> [What to work on] Note every line in the entries that contains the string "Sale", and copy it.

> [Provided material]
--- START ---

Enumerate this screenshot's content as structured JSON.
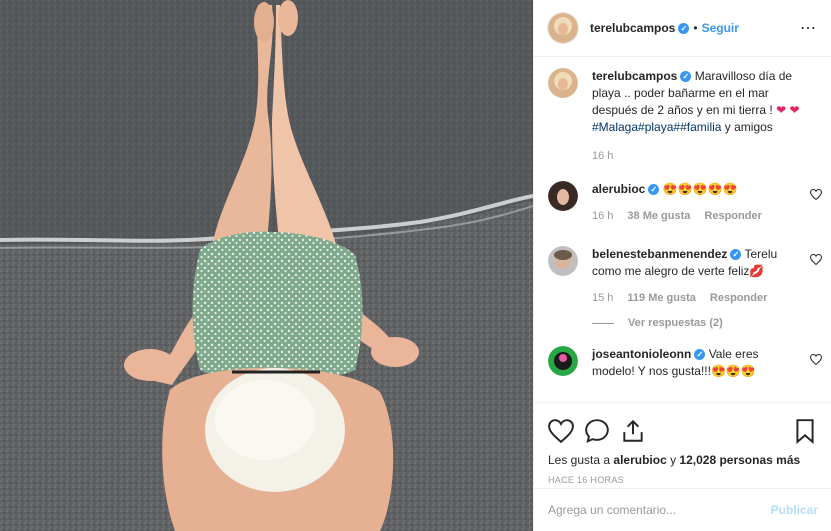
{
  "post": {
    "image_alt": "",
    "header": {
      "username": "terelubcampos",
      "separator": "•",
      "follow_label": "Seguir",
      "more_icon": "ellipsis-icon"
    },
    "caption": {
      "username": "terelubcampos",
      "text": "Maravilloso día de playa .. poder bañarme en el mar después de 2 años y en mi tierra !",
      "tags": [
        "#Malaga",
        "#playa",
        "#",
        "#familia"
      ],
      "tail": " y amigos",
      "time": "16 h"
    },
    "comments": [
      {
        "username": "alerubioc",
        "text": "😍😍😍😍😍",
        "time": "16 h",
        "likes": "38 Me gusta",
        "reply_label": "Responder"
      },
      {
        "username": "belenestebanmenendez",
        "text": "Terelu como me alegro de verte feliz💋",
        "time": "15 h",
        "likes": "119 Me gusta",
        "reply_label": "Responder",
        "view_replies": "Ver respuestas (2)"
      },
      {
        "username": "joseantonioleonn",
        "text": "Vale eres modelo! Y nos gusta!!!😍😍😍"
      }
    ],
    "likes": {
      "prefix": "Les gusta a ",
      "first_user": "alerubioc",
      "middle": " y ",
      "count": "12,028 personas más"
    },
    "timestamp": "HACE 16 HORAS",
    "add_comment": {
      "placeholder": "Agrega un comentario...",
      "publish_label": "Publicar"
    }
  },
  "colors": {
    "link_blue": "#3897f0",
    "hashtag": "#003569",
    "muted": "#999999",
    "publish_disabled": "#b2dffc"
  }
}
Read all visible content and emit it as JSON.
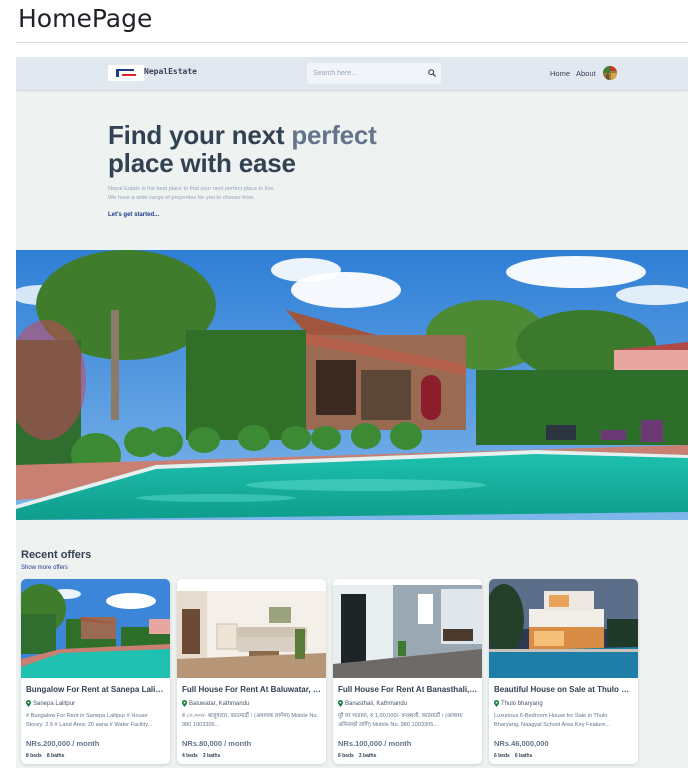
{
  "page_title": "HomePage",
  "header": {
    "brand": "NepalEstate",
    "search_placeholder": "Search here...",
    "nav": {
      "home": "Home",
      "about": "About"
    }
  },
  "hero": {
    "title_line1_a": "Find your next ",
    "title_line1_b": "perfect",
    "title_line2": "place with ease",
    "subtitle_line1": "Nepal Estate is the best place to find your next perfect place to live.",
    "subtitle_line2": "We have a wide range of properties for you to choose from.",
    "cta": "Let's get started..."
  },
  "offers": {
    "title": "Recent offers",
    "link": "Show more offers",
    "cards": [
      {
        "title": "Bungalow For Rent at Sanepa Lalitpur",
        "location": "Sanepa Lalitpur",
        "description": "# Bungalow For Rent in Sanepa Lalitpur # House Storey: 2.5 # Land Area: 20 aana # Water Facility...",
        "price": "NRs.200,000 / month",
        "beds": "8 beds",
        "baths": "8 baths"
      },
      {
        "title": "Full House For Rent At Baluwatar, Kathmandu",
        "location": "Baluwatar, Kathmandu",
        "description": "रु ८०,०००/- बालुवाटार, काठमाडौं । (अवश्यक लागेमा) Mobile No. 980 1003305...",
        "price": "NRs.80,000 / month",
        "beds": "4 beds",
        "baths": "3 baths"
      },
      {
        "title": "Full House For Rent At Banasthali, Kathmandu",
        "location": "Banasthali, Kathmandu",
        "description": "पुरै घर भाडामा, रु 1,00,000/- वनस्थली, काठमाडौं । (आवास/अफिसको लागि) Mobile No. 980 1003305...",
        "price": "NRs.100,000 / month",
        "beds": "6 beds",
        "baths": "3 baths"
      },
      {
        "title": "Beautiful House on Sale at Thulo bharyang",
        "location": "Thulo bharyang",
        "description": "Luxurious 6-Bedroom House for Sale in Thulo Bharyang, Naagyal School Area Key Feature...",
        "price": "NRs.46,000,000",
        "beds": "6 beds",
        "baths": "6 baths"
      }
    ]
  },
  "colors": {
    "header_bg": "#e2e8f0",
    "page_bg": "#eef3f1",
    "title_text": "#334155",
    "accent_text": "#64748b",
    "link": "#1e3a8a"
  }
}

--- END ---

> [Answer below]
        "title": "Beautiful House on Sale at Thulo bharyang",
        "description": "Luxurious 6-Bedroom House for Sale in Thulo Bharyang, Naagyal School Area Key Feature...",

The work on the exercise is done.